$21 million sounds like a lot of money, and it is. It’s also the amount Dr. Salomon Melgen, a North Palm Beach ophthalmologist, received from Medicare in 2012. More recently, he received the top Medicare biller award and 46 counts of healthcare fraud from federal prosecutors.
Of course, this begs the question of how one medical provider can receive 6,417% more in Medicare reimbursement than the average ophthalmologist ($327,239 per year). We may never know the answer, but we can learn something from this egregious example of greed.
Although there will always be outliers, as a medical provider, it’s important to ensure you do not fall into the group of innocent physicians who are in the gray data range that may be open to unfair criticism.
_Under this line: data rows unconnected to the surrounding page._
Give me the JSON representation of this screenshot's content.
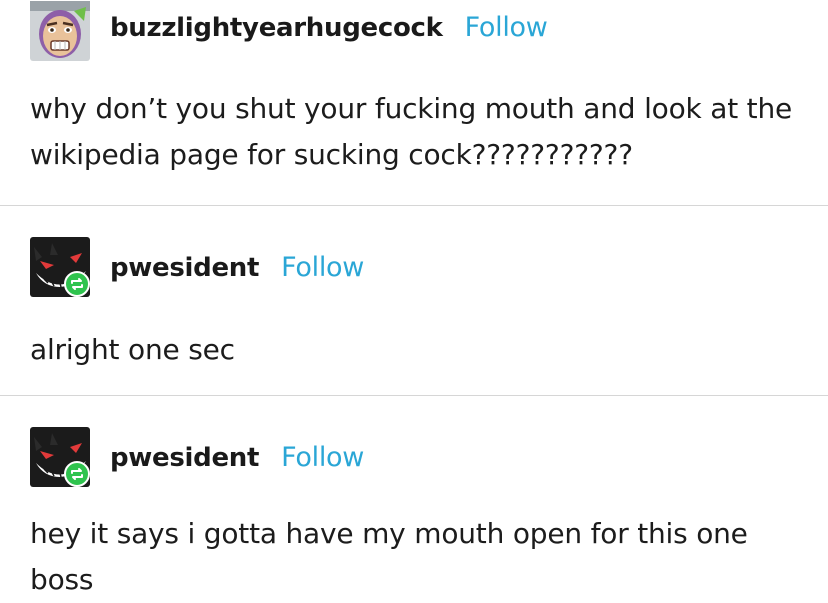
{
  "posts": [
    {
      "username": "buzzlightyearhugecock",
      "follow_label": "Follow",
      "text": "why don’t you shut your fucking mouth and look at the wikipedia page for sucking cock???????????",
      "reblog": false
    },
    {
      "username": "pwesident",
      "follow_label": "Follow",
      "text": "alright one sec",
      "reblog": true
    },
    {
      "username": "pwesident",
      "follow_label": "Follow",
      "text": "hey it says i gotta have my mouth open for this one boss",
      "reblog": true
    }
  ],
  "colors": {
    "follow": "#2aa6d6",
    "reblog_badge": "#2fc34e",
    "divider": "#d6d6d6"
  },
  "icons": {
    "avatar_1": "buzz-lightyear-avatar",
    "avatar_2": "gengar-avatar",
    "avatar_3": "gengar-avatar",
    "reblog": "reblog-icon"
  }
}
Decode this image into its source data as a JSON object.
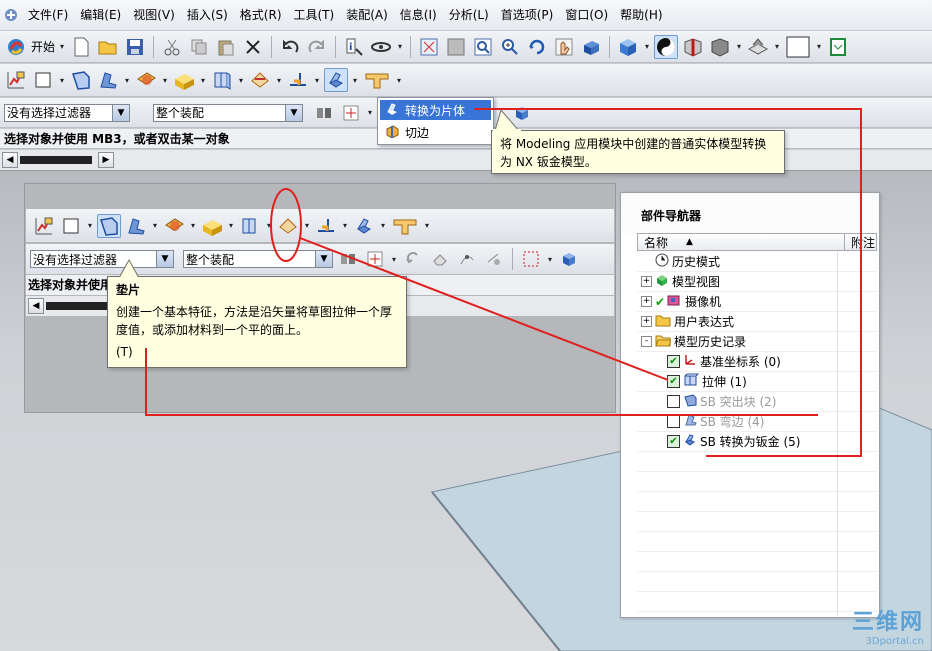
{
  "menubar": {
    "items": [
      "文件(F)",
      "编辑(E)",
      "视图(V)",
      "插入(S)",
      "格式(R)",
      "工具(T)",
      "装配(A)",
      "信息(I)",
      "分析(L)",
      "首选项(P)",
      "窗口(O)",
      "帮助(H)"
    ]
  },
  "toolbar1": {
    "start_label": "开始"
  },
  "selection": {
    "filter": "没有选择过滤器",
    "scope": "整个装配"
  },
  "status": {
    "prompt": "选择对象并使用 MB3，或者双击某一对象"
  },
  "dropdown": {
    "items": [
      {
        "label": "转换为片体",
        "icon": "convert-sheet-icon"
      },
      {
        "label": "切边",
        "icon": "rip-corner-icon"
      }
    ]
  },
  "tooltip_convert": {
    "text": "将 Modeling 应用模块中创建的普通实体模型转换为 NX 钣金模型。"
  },
  "inset": {
    "filter": "没有选择过滤器",
    "scope": "整个装配",
    "prompt_partial": "选择对象并使用M",
    "tooltip": {
      "title": "垫片",
      "body": "创建一个基本特征，方法是沿矢量将草图拉伸一个厚度值，或添加材料到一个平的面上。",
      "shortcut": "(T)"
    }
  },
  "navigator": {
    "title": "部件导航器",
    "col_name": "名称",
    "col_notes": "附注",
    "rows": [
      {
        "label": "历史模式",
        "icon": "clock-icon",
        "indent": 1
      },
      {
        "label": "模型视图",
        "icon": "model-views-icon",
        "expand": "+",
        "indent": 0
      },
      {
        "label": "摄像机",
        "icon": "camera-icon",
        "expand": "+",
        "indent": 0
      },
      {
        "label": "用户表达式",
        "icon": "folder-icon",
        "expand": "+",
        "indent": 0
      },
      {
        "label": "模型历史记录",
        "icon": "folder-open-icon",
        "expand": "-",
        "indent": 0
      },
      {
        "label": "基准坐标系 (0)",
        "icon": "datum-csys-icon",
        "checked": true,
        "indent": 2
      },
      {
        "label": "拉伸 (1)",
        "icon": "extrude-icon",
        "checked": true,
        "indent": 2
      },
      {
        "label": "SB 突出块 (2)",
        "icon": "tab-icon",
        "checked": false,
        "grey": true,
        "indent": 2
      },
      {
        "label": "SB 弯边 (4)",
        "icon": "flange-icon",
        "checked": false,
        "grey": true,
        "indent": 2
      },
      {
        "label": "SB 转换为钣金 (5)",
        "icon": "convert-sheetmetal-icon",
        "checked": true,
        "indent": 2
      }
    ]
  },
  "watermark": {
    "line1": "三维网",
    "line2": "3Dportal.cn"
  },
  "colors": {
    "annotation_red": "#e0201e",
    "highlight_blue": "#3875d7",
    "tooltip_bg": "#ffffe1"
  }
}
For example, Medicare paid 344 physicians and other healthcare providers in excess of $3 million in 2012, and one-third of the top-earning providers are ophthalmologists. After a late 2013 report issued by the Inspector General of the Department of Health & Human Services, there is now greater scrutiny of physicians falling outside the Medicare payment bell-curve.
PracticeSuite, which runs the largest instance of the Oracle database in use for medical billing cloud computing, can assist providers in determining where they fall on the Medicare reimbursement curve. This type of real-time comparative data mining can help providers navigate the turbulent waters of Medicare fraud detection.
The yearly public release of payments for 880,000 individuals and organizations submitting claims to Medicare is an unprecedented milestone that brings much-needed transparency to a place where providers have always enjoyed anonymity. Providers must make sure that if they fall outside the medicare bell curve, they have the medical appropriateness backup needed to prove they are not intentionally defrauding the system.
Last Updated on April 21, 2015